EH: In the original pulp, many of the characters, however comic or thrilling, were like cardboard cutouts, as two-dimensional as the cheap pulp paper on which they were printed. For instance, Lolita, Don Diego’s love interest, was presented as simply a prize to be won, not a living, breathing girl struggling to find her own voice within a society that marginalizes women. And so we strove to forge her into a heroine for today. Also, the characters of Ramon and Gonzales seemed to come off in the pulp as simply an arch-villain and buffoon. For all these secondary characters there was action, but not a lot of backstory or depth. And so as Janet and I continued to send drafts to each other we undertook various passes at the script to imbed stakes and complicated history and objectives into the scenes. Janet took on Gonzales, imagining him as the guy who used to protect the weak from bullies on the schoolyard, and then joins the military service only to find out that he is forced to become a bully himself, trapped in the job as he needs to support his family. I took on the character of Ramon, imagining him not just as a villain, but as a self-made man who sees in the power-hungry Governor a father figure, who carries deep prejudices against the privileged class and who loves so deeply and obsessively that it threatens to destroy all around him. As we continue to work on the play, it is our aim to bring forth characters of complexity that, in the midst of a hero story, grapple with a complicated world.
EH: Johnston McCulley created a simple world of good versus evil—a tale of bravery and the daring of one man in the face of an unexamined evil. Today our country’s all grown up. We examine the forces behind the evil and the good. We live in a world of incredible complexity even while we long for stories of heroes who stand against all odds to make the world a better place. Why? I think that at the core of the entertainment is our desire to be inspired. It is easy to accept the circumstances handed to us by our parents, our government, and our society and to say, “well that’s just how things are.” But this is an origin story in which we celebrate the individual’s choice to act and make a difference. In witnessing a reluctant hero who sees a wrong, faces his individual responsibility, makes the choice to right those wrongs and bravely faces the consequences of his actions, I believe we can be inspired to do so ourselves.

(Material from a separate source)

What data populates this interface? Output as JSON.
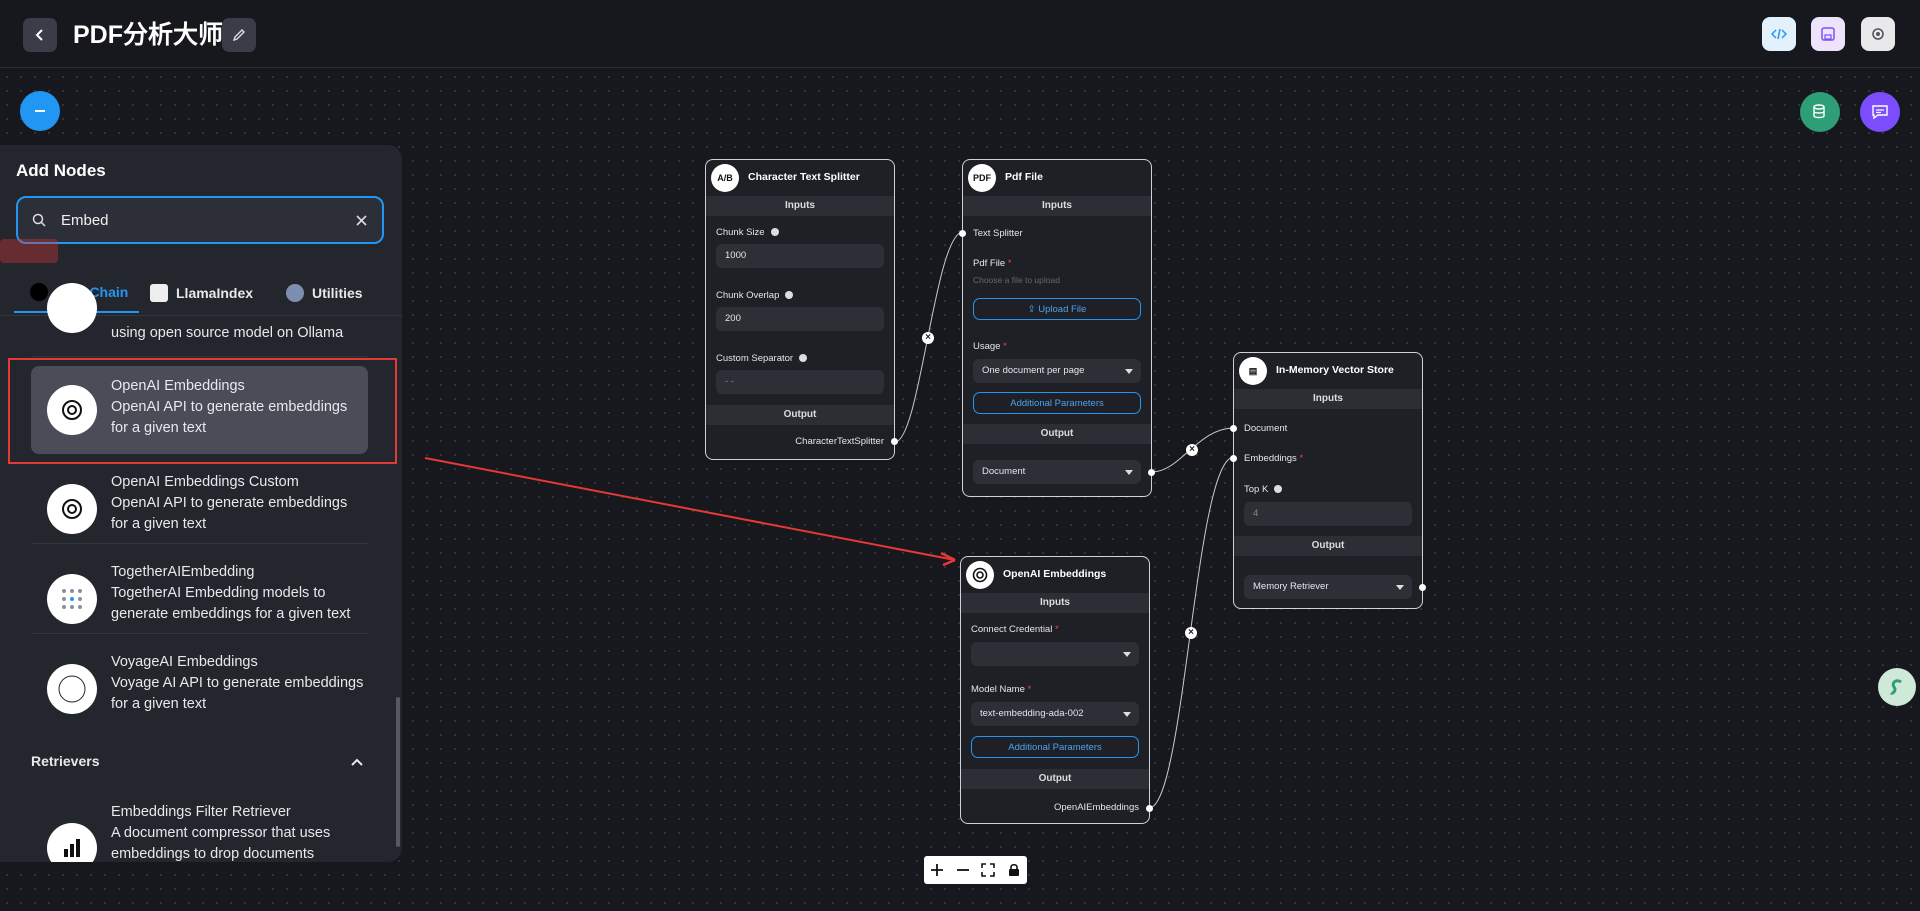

JL: What next for you as a director? Where can we follow your work?
EH: Come see Yasmena Reza’s God of Carnage at Everyman Theatre in Baltimore running March 13 to April 7th. And I may try my hand at some more adaptation.
WHO: Constellation Theatre Company
WHAT: Zorro by Janet Allard and Eleanor Holdridge. Directed by Eleanor Holdridge
WHERE: Source Theatre 1835 14th St. NW
WHEN: January 17- February 17, 2013.
OTHER: Audiences aged 10 and up. A parent or guardian should accompany any child under 13.
Constellation Theatre Company Mission:
Constellation Theatre Company’s mission is to spark the curiosity and imagination of the people of Greater Washington, DC by bringing stories to life from all over the world. Visual spectacle, music and movement unite with an exuberant acting ensemble to create an exhilarating entertainment experience.